Where have all the saints gone?
Living saints? Have you met any? Not a Hindu or Catholic Saint, placed on candle-lit altar or in rose garden. But a living saint today. Someone who projects a oneness with the world, is filled with loving compassion, who has a purpose of being in service to others? A humble person who is truly awake?
I have been asking these questions, not as a religious person, but as a filmmaker who has made several films on past saints, the visionaries who woke us up like Naturalist John Muir and Mystic Saint Hildegard of Bingen; my own patron saint of creativity, has lead me to the idea who wouldn’t appreciate more saints?
What would they look like? Where would you meet them? At a volunteer or charity event? A yoga studio? A meditation retreat? At the office? I bet you haven’t met a lot, if any at all. So where have all the saints gone? We should have more. We have a greater population now than when historical saints lived. We are more educated. We have the internet of all things amazing. So, why don’t we have more saints? Is organized religion turning them away? Are we treating them with antipsychotics?
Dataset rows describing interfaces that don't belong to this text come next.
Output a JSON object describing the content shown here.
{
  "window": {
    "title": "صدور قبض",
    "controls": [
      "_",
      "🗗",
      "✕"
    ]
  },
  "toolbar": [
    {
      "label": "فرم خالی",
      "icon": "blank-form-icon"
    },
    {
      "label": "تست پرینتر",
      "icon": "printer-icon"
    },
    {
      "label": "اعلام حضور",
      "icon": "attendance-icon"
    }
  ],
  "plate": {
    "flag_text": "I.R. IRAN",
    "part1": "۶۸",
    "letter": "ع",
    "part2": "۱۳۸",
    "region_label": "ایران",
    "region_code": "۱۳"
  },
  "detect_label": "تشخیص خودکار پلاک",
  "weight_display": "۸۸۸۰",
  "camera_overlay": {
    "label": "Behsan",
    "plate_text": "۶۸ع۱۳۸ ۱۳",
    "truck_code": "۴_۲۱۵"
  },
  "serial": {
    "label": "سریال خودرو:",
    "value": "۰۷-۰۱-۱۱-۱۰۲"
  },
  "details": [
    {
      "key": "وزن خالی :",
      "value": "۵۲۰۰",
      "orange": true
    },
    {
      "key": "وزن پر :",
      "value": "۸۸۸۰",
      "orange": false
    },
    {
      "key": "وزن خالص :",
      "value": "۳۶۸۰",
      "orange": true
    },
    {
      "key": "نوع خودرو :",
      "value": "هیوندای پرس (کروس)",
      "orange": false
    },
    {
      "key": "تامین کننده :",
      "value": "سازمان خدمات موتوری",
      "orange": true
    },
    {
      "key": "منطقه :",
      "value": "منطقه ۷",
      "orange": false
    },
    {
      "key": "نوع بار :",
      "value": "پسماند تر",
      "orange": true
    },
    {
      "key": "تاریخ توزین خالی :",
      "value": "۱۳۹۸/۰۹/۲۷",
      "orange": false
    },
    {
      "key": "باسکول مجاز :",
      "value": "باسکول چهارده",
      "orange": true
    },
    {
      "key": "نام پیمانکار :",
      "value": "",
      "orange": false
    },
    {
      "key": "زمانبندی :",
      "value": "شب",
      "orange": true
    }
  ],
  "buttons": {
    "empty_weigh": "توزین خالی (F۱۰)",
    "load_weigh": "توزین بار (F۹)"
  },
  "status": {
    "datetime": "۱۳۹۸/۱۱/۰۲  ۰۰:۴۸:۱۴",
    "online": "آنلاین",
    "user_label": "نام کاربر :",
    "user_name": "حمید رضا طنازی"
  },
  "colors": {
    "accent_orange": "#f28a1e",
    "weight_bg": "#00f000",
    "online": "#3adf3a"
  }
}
Are they self-medicating with recreational drugs?
Obviously I am not alone if you google “Where have all the saints gone?” The question generally gets turned to who are the living saints today? With wonderful answers from people that have meet Mother Teresa or other Sainted modern religious figures that were only officially canonized after their deaths.
I like this comment I found: “There are many living saints amongst us right now that we do not know of, simply because it wasn’t part of God’s will for them to be revealed to us. So it’s always good to love your neighbor, not only because we are called to do so, but also because you never know when you are talking to a saint!”
That is so true.
When I set out to make my films, I didn’t know at the time, that I would also be exploring that question in a more timely perspective as my subject material was historical figures that had personally inspired me and others into our live’s purposes. “Early Christian communities venerated hundreds of saints, but historical research by 17th- and 18th-century Catholic scholars determined that very few of these saints’ stories were backed by solid historical evidence. Lives of such well-known figures as St. George, St. Valentine, and St. Christopher were based either on a legend that often predated Christianity or were entirely made up. Other saints had local followings. In rural France, St. Guinefort was venerated as the protector of infants after he saved his master’s baby from a snakebite. Saint Guinefort was a dog!” (Appeared in the November 2013 issue of U.S. Catholic (Vol. 78, No. 11, page 46).